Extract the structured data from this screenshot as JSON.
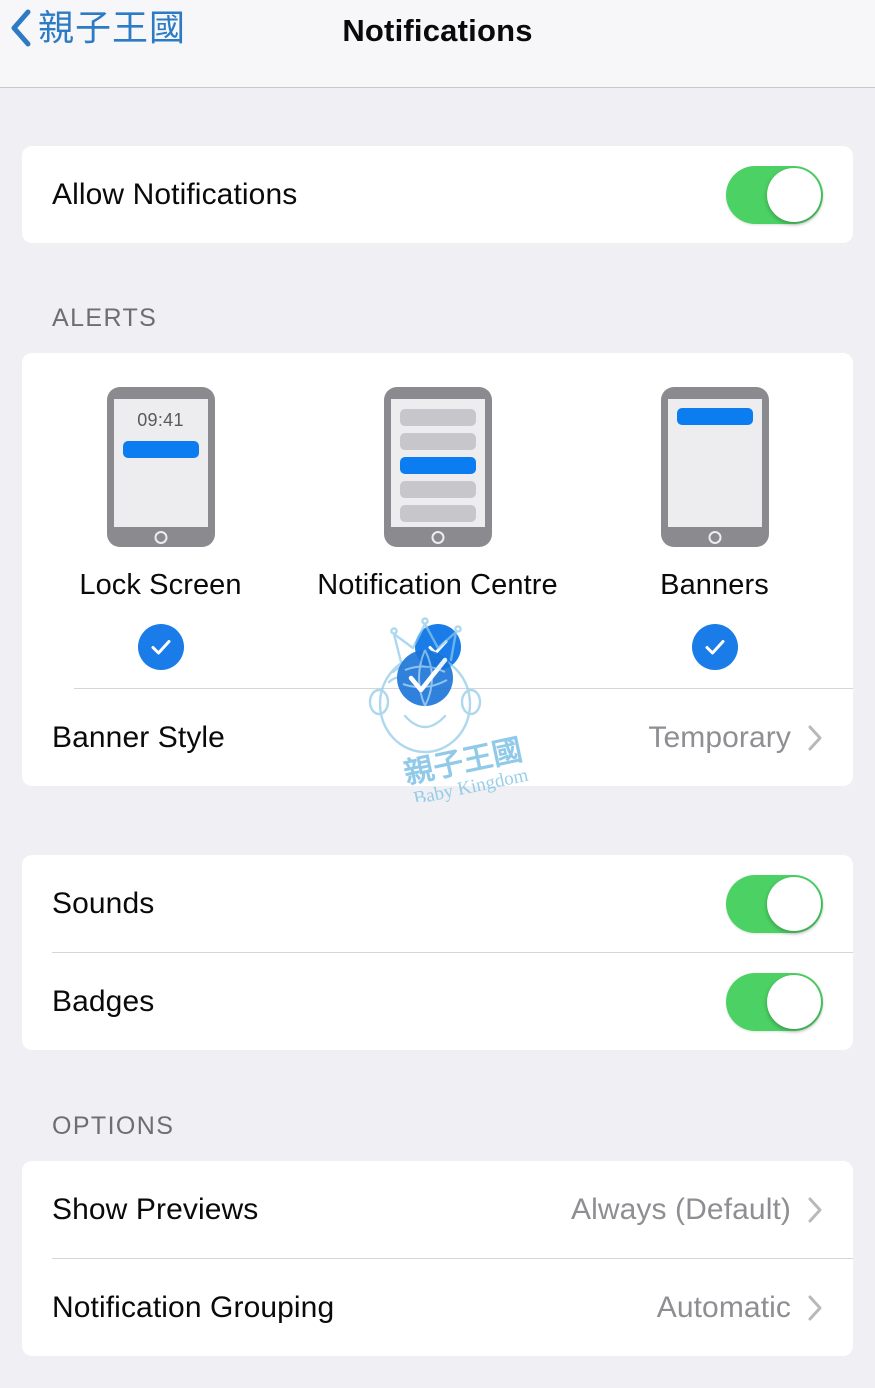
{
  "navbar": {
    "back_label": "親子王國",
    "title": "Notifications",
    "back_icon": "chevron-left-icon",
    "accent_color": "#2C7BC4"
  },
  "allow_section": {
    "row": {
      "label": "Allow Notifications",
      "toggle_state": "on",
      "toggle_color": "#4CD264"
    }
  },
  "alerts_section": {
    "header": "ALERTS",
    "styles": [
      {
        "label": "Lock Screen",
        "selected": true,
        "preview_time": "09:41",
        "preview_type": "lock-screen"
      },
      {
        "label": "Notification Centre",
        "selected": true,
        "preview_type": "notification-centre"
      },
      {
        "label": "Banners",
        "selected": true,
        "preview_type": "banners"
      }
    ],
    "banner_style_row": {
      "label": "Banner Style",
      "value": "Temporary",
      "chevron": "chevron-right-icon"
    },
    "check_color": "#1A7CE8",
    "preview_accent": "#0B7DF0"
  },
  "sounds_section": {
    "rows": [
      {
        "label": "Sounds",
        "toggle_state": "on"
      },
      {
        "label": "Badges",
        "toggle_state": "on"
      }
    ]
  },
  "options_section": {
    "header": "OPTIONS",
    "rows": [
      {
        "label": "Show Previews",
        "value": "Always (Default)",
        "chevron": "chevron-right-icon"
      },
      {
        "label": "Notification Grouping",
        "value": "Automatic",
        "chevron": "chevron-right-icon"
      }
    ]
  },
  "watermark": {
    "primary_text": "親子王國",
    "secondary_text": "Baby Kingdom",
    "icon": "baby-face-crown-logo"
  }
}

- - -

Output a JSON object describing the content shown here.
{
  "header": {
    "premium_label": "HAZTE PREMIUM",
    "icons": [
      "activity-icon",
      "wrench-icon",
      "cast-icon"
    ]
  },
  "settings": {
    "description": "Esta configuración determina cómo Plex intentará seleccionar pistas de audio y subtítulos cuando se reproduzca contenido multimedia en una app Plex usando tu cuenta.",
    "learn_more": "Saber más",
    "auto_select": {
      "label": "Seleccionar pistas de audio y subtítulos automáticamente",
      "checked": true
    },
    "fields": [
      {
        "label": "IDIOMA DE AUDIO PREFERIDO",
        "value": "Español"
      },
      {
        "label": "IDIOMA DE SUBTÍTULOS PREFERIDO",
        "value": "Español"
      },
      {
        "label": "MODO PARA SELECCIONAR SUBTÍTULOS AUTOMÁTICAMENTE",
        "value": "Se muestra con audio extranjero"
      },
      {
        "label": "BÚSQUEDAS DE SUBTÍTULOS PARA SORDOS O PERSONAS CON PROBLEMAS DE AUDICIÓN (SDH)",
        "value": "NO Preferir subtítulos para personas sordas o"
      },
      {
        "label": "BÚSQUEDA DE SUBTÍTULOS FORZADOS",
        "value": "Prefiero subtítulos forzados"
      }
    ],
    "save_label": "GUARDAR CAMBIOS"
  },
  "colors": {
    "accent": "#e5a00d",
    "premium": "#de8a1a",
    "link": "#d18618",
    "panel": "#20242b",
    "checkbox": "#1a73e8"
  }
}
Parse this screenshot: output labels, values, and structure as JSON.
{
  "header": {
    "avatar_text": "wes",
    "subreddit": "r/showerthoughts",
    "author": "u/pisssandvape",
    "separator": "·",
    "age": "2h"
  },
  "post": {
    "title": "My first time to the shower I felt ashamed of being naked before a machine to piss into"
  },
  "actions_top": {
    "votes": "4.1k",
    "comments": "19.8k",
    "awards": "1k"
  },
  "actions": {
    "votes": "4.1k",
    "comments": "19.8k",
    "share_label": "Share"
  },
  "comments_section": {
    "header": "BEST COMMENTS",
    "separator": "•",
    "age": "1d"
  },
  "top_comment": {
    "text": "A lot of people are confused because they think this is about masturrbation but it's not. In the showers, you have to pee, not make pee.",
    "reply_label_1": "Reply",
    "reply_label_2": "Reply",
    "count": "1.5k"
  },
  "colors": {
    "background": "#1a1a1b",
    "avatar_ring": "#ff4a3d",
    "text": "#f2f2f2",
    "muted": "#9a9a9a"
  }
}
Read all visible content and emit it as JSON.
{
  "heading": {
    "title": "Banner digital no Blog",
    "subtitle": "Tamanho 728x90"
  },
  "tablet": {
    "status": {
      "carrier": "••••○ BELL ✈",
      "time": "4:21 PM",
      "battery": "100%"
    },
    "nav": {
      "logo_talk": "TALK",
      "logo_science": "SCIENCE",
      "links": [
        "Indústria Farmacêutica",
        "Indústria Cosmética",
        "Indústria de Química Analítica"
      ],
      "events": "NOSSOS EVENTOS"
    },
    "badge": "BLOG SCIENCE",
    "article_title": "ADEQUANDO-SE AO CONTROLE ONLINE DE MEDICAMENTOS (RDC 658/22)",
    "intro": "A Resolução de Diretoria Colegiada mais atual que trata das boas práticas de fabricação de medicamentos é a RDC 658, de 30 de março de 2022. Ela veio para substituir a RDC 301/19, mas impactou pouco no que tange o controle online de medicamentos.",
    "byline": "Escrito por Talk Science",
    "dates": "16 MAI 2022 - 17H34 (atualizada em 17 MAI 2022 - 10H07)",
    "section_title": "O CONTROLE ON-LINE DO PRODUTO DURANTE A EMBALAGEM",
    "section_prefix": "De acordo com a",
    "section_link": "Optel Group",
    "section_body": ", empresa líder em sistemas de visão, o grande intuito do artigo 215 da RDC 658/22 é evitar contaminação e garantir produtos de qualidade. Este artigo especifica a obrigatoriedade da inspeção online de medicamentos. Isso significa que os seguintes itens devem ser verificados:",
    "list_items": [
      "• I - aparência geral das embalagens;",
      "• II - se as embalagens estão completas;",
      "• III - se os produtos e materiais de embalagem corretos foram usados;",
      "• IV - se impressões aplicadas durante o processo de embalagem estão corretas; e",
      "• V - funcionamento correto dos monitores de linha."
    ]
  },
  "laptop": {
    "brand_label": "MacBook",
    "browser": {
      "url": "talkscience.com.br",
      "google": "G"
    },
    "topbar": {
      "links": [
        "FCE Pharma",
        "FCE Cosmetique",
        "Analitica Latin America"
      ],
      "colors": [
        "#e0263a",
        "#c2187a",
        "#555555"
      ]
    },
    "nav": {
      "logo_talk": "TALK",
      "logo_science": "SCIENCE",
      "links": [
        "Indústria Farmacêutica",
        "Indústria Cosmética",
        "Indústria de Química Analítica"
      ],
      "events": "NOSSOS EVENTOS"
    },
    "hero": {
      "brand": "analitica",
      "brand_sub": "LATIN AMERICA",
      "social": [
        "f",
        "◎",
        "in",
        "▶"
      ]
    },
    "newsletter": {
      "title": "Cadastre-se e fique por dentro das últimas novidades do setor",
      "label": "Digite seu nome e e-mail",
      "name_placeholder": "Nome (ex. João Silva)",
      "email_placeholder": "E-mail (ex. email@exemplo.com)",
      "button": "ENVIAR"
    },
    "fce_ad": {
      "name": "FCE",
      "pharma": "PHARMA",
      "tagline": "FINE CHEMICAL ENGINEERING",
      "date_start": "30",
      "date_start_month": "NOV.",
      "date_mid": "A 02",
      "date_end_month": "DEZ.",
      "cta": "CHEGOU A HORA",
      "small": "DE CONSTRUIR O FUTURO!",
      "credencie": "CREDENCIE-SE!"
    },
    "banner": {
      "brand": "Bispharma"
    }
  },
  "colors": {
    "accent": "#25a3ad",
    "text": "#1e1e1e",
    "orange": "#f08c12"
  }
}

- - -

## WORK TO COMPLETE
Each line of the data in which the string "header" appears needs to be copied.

## SOLUTION TO THIS TASK
    "header": "ALERTS",
    "header": "OPTIONS",
  "header": {
  "header": {
    "header": "BEST COMMENTS",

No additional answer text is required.